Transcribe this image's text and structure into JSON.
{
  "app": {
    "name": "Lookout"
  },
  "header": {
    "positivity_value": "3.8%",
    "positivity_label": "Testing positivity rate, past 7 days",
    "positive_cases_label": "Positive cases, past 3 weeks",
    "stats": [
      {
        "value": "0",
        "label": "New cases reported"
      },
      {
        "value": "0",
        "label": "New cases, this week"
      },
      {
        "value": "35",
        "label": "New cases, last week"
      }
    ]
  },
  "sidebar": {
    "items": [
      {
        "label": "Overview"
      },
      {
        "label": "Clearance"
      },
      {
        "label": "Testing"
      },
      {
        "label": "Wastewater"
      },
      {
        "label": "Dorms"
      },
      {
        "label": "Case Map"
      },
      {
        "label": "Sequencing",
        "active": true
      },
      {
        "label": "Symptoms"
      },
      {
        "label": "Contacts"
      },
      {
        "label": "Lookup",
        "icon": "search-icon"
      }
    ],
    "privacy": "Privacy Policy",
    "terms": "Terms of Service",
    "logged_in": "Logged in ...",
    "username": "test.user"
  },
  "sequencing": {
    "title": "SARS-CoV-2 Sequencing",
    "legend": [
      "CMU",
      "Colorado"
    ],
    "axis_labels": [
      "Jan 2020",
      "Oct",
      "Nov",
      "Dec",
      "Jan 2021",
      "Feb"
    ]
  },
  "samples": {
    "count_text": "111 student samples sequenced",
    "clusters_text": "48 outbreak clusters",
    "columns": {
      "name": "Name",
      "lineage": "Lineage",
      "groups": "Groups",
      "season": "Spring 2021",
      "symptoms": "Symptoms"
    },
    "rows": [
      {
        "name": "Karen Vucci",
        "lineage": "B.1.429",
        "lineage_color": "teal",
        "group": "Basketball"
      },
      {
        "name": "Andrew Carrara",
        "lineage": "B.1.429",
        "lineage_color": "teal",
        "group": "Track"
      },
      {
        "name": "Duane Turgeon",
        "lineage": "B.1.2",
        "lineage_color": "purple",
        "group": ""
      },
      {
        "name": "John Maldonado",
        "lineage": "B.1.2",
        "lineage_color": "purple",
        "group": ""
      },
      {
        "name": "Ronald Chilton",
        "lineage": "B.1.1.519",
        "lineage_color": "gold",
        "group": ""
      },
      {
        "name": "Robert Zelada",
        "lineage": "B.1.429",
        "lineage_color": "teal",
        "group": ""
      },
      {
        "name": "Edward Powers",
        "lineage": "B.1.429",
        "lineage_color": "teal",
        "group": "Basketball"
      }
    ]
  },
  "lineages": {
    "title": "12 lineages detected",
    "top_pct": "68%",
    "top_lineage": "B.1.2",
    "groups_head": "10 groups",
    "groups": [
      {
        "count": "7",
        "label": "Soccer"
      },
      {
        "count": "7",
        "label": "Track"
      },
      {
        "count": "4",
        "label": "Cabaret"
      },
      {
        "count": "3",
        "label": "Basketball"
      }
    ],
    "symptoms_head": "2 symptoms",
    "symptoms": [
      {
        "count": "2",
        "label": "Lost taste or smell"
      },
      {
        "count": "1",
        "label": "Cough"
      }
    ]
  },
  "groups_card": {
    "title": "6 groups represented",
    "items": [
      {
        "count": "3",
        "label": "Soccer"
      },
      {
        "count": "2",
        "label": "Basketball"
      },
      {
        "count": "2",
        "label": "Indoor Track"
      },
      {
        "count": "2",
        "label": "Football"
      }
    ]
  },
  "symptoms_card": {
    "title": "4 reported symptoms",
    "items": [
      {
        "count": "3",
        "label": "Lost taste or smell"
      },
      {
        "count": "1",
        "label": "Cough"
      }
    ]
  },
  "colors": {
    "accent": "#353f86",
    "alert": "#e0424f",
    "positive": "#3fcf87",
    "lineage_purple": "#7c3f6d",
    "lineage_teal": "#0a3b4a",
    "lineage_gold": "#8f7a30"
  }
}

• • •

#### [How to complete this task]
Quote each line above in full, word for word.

#### [Result of the task]
Transcribe this image's text and structure into JSON.
{
  "app": {
    "name": "Lookout"
  },
  "header": {
    "positivity_value": "3.8%",
    "positivity_label": "Testing positivity rate, past 7 days",
    "positive_cases_label": "Positive cases, past 3 weeks",
    "stats": [
      {
        "value": "0",
        "label": "New cases reported"
      },
      {
        "value": "0",
        "label": "New cases, this week"
      },
      {
        "value": "35",
        "label": "New cases, last week"
      }
    ]
  },
  "sidebar": {
    "items": [
      {
        "label": "Overview"
      },
      {
        "label": "Clearance"
      },
      {
        "label": "Testing"
      },
      {
        "label": "Wastewater"
      },
      {
        "label": "Dorms"
      },
      {
        "label": "Case Map"
      },
      {
        "label": "Sequencing",
        "active": true
      },
      {
        "label": "Symptoms"
      },
      {
        "label": "Contacts"
      },
      {
        "label": "Lookup",
        "icon": "search-icon"
      }
    ],
    "privacy": "Privacy Policy",
    "terms": "Terms of Service",
    "logged_in": "Logged in ...",
    "username": "test.user"
  },
  "sequencing": {
    "title": "SARS-CoV-2 Sequencing",
    "legend": [
      "CMU",
      "Colorado"
    ],
    "axis_labels": [
      "Jan 2020",
      "Oct",
      "Nov",
      "Dec",
      "Jan 2021",
      "Feb"
    ]
  },
  "samples": {
    "count_text": "111 student samples sequenced",
    "clusters_text": "48 outbreak clusters",
    "columns": {
      "name": "Name",
      "lineage": "Lineage",
      "groups": "Groups",
      "season": "Spring 2021",
      "symptoms": "Symptoms"
    },
    "rows": [
      {
        "name": "Karen Vucci",
        "lineage": "B.1.429",
        "lineage_color": "teal",
        "group": "Basketball"
      },
      {
        "name": "Andrew Carrara",
        "lineage": "B.1.429",
        "lineage_color": "teal",
        "group": "Track"
      },
      {
        "name": "Duane Turgeon",
        "lineage": "B.1.2",
        "lineage_color": "purple",
        "group": ""
      },
      {
        "name": "John Maldonado",
        "lineage": "B.1.2",
        "lineage_color": "purple",
        "group": ""
      },
      {
        "name": "Ronald Chilton",
        "lineage": "B.1.1.519",
        "lineage_color": "gold",
        "group": ""
      },
      {
        "name": "Robert Zelada",
        "lineage": "B.1.429",
        "lineage_color": "teal",
        "group": ""
      },
      {
        "name": "Edward Powers",
        "lineage": "B.1.429",
        "lineage_color": "teal",
        "group": "Basketball"
      }
    ]
  },
  "lineages": {
    "title": "12 lineages detected",
    "top_pct": "68%",
    "top_lineage": "B.1.2",
    "groups_head": "10 groups",
    "groups": [
      {
        "count": "7",
        "label": "Soccer"
      },
      {
        "count": "7",
        "label": "Track"
      },
      {
        "count": "4",
        "label": "Cabaret"
      },
      {
        "count": "3",
        "label": "Basketball"
      }
    ],
    "symptoms_head": "2 symptoms",
    "symptoms": [
      {
        "count": "2",
        "label": "Lost taste or smell"
      },
      {
        "count": "1",
        "label": "Cough"
      }
    ]
  },
  "groups_card": {
    "title": "6 groups represented",
    "items": [
      {
        "count": "3",
        "label": "Soccer"
      },
      {
        "count": "2",
        "label": "Basketball"
      },
      {
        "count": "2",
        "label": "Indoor Track"
      },
      {
        "count": "2",
        "label": "Football"
      }
    ]
  },
  "symptoms_card": {
    "title": "4 reported symptoms",
    "items": [
      {
        "count": "3",
        "label": "Lost taste or smell"
      },
      {
        "count": "1",
        "label": "Cough"
      }
    ]
  },
  "colors": {
    "accent": "#353f86",
    "alert": "#e0424f",
    "positive": "#3fcf87",
    "lineage_purple": "#7c3f6d",
    "lineage_teal": "#0a3b4a",
    "lineage_gold": "#8f7a30"
  }
}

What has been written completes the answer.